╔══
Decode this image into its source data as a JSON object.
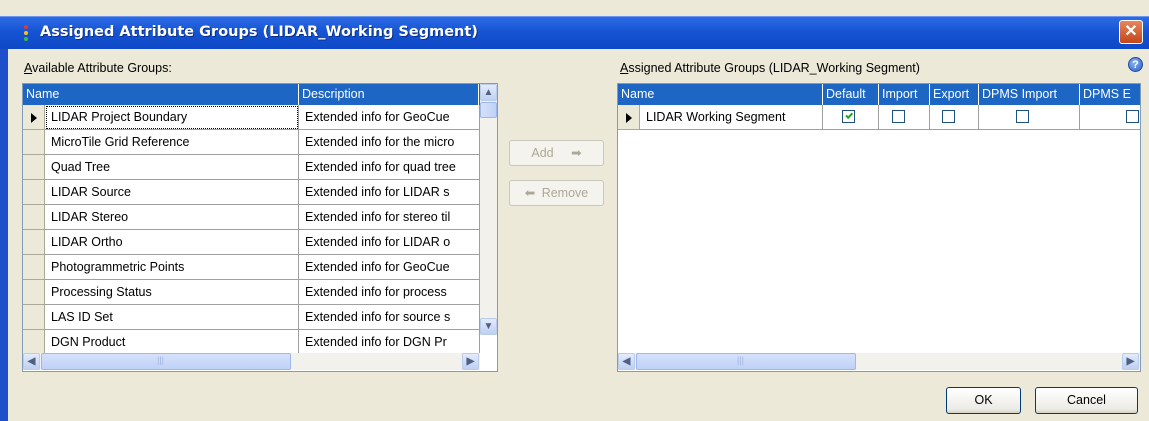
{
  "window": {
    "title": "Assigned Attribute Groups  (LIDAR_Working Segment)",
    "close_glyph": "✕",
    "accent": "#1E66C4"
  },
  "available": {
    "label_first": "A",
    "label_rest": "vailable Attribute Groups:",
    "columns": [
      "Name",
      "Description"
    ],
    "rows": [
      {
        "name": "LIDAR Project Boundary",
        "desc": "Extended info for GeoCue"
      },
      {
        "name": "MicroTile Grid Reference",
        "desc": "Extended info for the micro"
      },
      {
        "name": "Quad Tree",
        "desc": "Extended info for quad tree"
      },
      {
        "name": "LIDAR Source",
        "desc": "Extended info for LIDAR s"
      },
      {
        "name": "LIDAR Stereo",
        "desc": "Extended info for stereo til"
      },
      {
        "name": "LIDAR Ortho",
        "desc": "Extended info for LIDAR o"
      },
      {
        "name": "Photogrammetric Points",
        "desc": "Extended info for GeoCue"
      },
      {
        "name": "Processing Status",
        "desc": "Extended info for process"
      },
      {
        "name": "LAS ID Set",
        "desc": "Extended info for source s"
      },
      {
        "name": "DGN Product",
        "desc": "Extended info for DGN Pr"
      }
    ]
  },
  "buttons": {
    "add": "Add",
    "remove": "Remove",
    "ok": "OK",
    "cancel": "Cancel"
  },
  "assigned": {
    "label_first": "A",
    "label_rest": "ssigned Attribute Groups  (LIDAR_Working Segment)",
    "columns": [
      "Name",
      "Default",
      "Import",
      "Export",
      "DPMS Import",
      "DPMS E"
    ],
    "rows": [
      {
        "name": "LIDAR Working Segment",
        "default": true,
        "import": false,
        "export": false,
        "dpms_import": false,
        "dpms_export": false
      }
    ]
  },
  "icons": {
    "help": "?",
    "scroll_up": "▲",
    "scroll_down": "▼",
    "scroll_left": "◀",
    "scroll_right": "▶",
    "grip": "|||"
  }
}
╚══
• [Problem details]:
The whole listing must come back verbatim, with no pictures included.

• [Answer to the problem]:
Decode this image into its source data as a JSON object.
{
  "window": {
    "title": "Assigned Attribute Groups  (LIDAR_Working Segment)",
    "close_glyph": "✕",
    "accent": "#1E66C4"
  },
  "available": {
    "label_first": "A",
    "label_rest": "vailable Attribute Groups:",
    "columns": [
      "Name",
      "Description"
    ],
    "rows": [
      {
        "name": "LIDAR Project Boundary",
        "desc": "Extended info for GeoCue"
      },
      {
        "name": "MicroTile Grid Reference",
        "desc": "Extended info for the micro"
      },
      {
        "name": "Quad Tree",
        "desc": "Extended info for quad tree"
      },
      {
        "name": "LIDAR Source",
        "desc": "Extended info for LIDAR s"
      },
      {
        "name": "LIDAR Stereo",
        "desc": "Extended info for stereo til"
      },
      {
        "name": "LIDAR Ortho",
        "desc": "Extended info for LIDAR o"
      },
      {
        "name": "Photogrammetric Points",
        "desc": "Extended info for GeoCue"
      },
      {
        "name": "Processing Status",
        "desc": "Extended info for process"
      },
      {
        "name": "LAS ID Set",
        "desc": "Extended info for source s"
      },
      {
        "name": "DGN Product",
        "desc": "Extended info for DGN Pr"
      }
    ]
  },
  "buttons": {
    "add": "Add",
    "remove": "Remove",
    "ok": "OK",
    "cancel": "Cancel"
  },
  "assigned": {
    "label_first": "A",
    "label_rest": "ssigned Attribute Groups  (LIDAR_Working Segment)",
    "columns": [
      "Name",
      "Default",
      "Import",
      "Export",
      "DPMS Import",
      "DPMS E"
    ],
    "rows": [
      {
        "name": "LIDAR Working Segment",
        "default": true,
        "import": false,
        "export": false,
        "dpms_import": false,
        "dpms_export": false
      }
    ]
  },
  "icons": {
    "help": "?",
    "scroll_up": "▲",
    "scroll_down": "▼",
    "scroll_left": "◀",
    "scroll_right": "▶",
    "grip": "|||"
  }
}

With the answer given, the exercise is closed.